Last September I posted an article about Sergeant First Class (SFC) Charles Martland, a Green Beret who was selected for an involuntary discharge through an Army force reduction program. SFC Martland has served honorably, having been awarded two Bronze Stars during his time in the Army. He was chosen for release because he was charged with assaulting an Afghan leader.
This is the story:
In 2011, Martland was nearing the end of his yearlong deployment in northern Afghanistan’s Kunduz province when he and an officer became outraged with the behavior of some local leaders they were responsible for developing as police commanders.
Martland and his detachment commander, Capt. Daniel Quinn, lost their tempers when one leader near their base kidnapped a boy for more than a week, chained him to a bed, raped the child and then assaulted the boy’s mother, Quinn said.
The mother appealed to the Green Berets to help her son. Quinn said the soldiers brought the Afghan commander to their base and confronted him.
Quinn told The News Tribune that the Afghan admitted he had raped the boy. He angered the American soldiers by showing disregard for their concerns.
“He started laughing when we talked about what a big deal this was,” Quinn said.
Martland and Quinn proceeded to assault the Afghan. Accounts vary on how badly they hurt him.
The American Center for Law & Justice (ACLJ), which has been advocating for Sergeant First Class (SFC) Charles Martland – a decorated war hero facing expulsion from the army for defending a child, calls today’s decision by the U.S. Army to retain the Green Beret war hero a “significant victory” and that “justice has been served.”
SFC Martland faced expulsion from the Army for defending a child from sexual abuse and confronting an admitted sexual predator in Afghanistan. The ACLJ argued that his actions – stopping the perpetrator who was violating Afghan law and forcibly removing him from a U.S. military base – were heroic.
“The decision by the Army to retain this hero is long overdue and represents a significant victory for SFC Martland,” said Jay Sekulow, Chief Counsel of the ACLJ. “Justice has been served. The U.S. military has a moral obligation to stop child sexual abuse and exonerate SFC Martland for defending a child from rape.
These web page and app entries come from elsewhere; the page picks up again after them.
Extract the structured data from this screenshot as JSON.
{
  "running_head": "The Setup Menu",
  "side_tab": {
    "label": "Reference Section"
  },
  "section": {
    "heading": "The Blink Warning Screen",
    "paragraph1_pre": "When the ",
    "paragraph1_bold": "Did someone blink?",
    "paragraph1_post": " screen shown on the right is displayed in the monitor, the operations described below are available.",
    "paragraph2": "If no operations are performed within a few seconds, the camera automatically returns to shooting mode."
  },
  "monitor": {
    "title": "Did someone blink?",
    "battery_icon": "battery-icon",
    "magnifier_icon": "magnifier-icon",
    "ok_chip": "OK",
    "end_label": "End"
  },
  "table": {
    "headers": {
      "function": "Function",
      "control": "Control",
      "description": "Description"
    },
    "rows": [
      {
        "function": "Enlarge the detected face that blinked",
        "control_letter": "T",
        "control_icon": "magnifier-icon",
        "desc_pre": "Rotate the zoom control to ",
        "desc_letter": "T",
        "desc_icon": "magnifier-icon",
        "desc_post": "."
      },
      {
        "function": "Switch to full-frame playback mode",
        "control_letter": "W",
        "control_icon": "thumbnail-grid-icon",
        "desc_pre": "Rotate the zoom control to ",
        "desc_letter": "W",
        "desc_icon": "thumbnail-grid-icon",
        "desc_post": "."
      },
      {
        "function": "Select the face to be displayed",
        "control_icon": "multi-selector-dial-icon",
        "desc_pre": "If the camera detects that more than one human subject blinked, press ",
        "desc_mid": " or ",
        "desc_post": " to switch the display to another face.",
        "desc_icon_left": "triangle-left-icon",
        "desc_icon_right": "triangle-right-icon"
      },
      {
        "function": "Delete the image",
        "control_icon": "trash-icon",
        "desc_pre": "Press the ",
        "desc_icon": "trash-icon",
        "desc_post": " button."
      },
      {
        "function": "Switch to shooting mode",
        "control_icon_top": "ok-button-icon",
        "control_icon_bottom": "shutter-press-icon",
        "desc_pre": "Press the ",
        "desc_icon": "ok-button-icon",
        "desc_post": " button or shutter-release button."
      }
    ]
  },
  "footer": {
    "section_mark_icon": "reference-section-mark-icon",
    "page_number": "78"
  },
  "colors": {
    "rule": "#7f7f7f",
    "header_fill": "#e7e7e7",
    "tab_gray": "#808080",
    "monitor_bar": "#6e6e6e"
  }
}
The Army finally took the corrective action needed and this is not only a victory for SFC Martland, but for the American people as well.”
Pedophilia is not an American value. We should strongly discourage its practice in any country that we do business with.